More than a few times, he’s turned back to me and said, ‘Dad! Could you just chill out?? Just enjoy the day, the smells, the sights. This is a stroll, not a time trial. It’s not about getting from point A to point B as quickly as possible. Could you please just suspend your goal orientation long enough to be here with me right now?

I’m not saying that my trip put my drive to achieve on ice, that I will now spend the rest of my days blissed out in the moment like my dog or the typical Oaxaqueno. I am an empowered American, born and bread to continually grow and become until the day I die. I will always make plans, set goals and achieve. But I can now see that sometimes that driven lifestyle can make you sick, can breed unhappiness, can lead you astray. Being bred to achieve comes with its own set of challenges and its own downside . . . just as living in the moment does.

And I can see that ours is not the only way to be. Other people in other places with other histories and other values can be completely fulfilled NOT chasing after what the Western World holds forth as being ‘desirable.’ That’s what the bait was in Oaxaca when VW wanted to flood the local economy with money: change your life. And the people said no. Poor as they are, their lives and families are sacred.

The bait with the windfarm in the Isthmus is jobs and cheap, renewable energy. windfarmBut what the people are saying to the German, American and Chinese investors behind the project is this:
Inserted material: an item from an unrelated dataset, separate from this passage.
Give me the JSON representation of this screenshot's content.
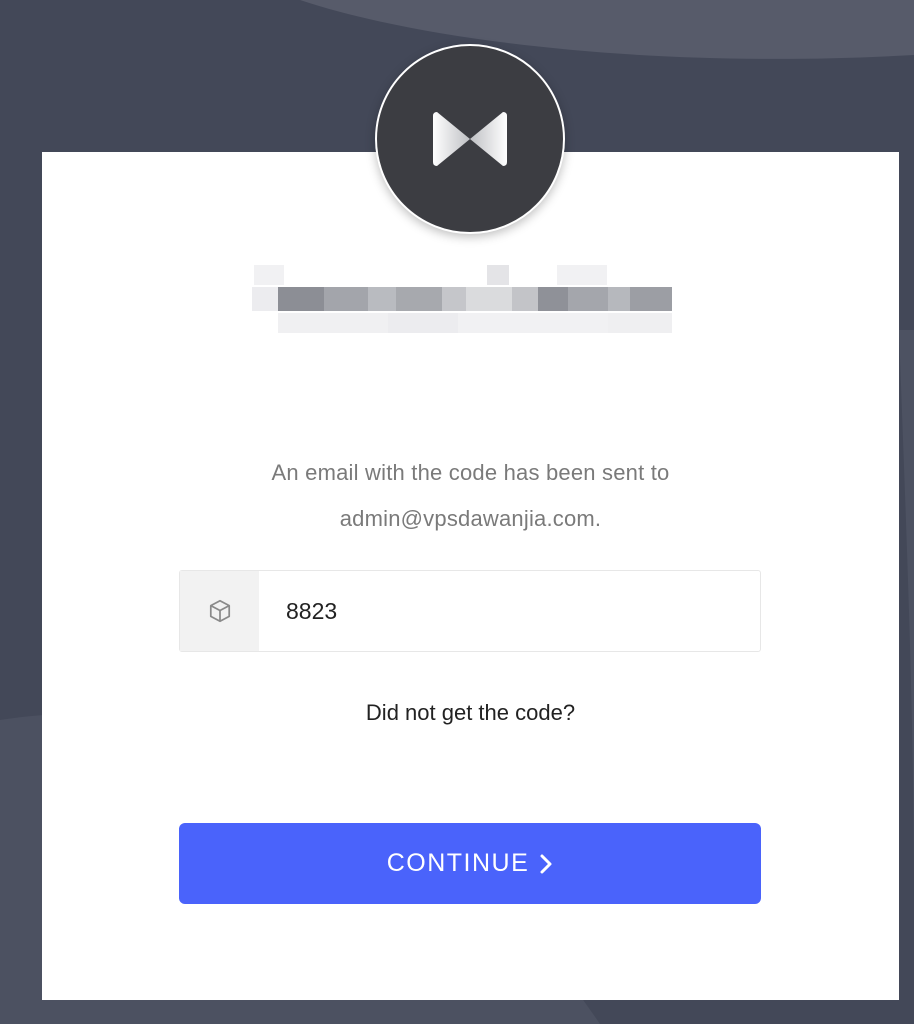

You’re going to defile our sacred land, destroy the migratory routes our birds have used for millenia, and ruin our view forever . . . all for a few jobs and some electricity . . . so that you can make billions?

The windfarm protesters have adopted the image of Don Quixote jousting at a modern windmill as their theme. I fear that, like Quixote, they will never stop that windmill . . . but I really respect their wisdom at recognizing what the windfarm represents to their lives, their culture and their families.  It is a fundamental change, from which there will be no return.

Oaxaca Windfarm Quixote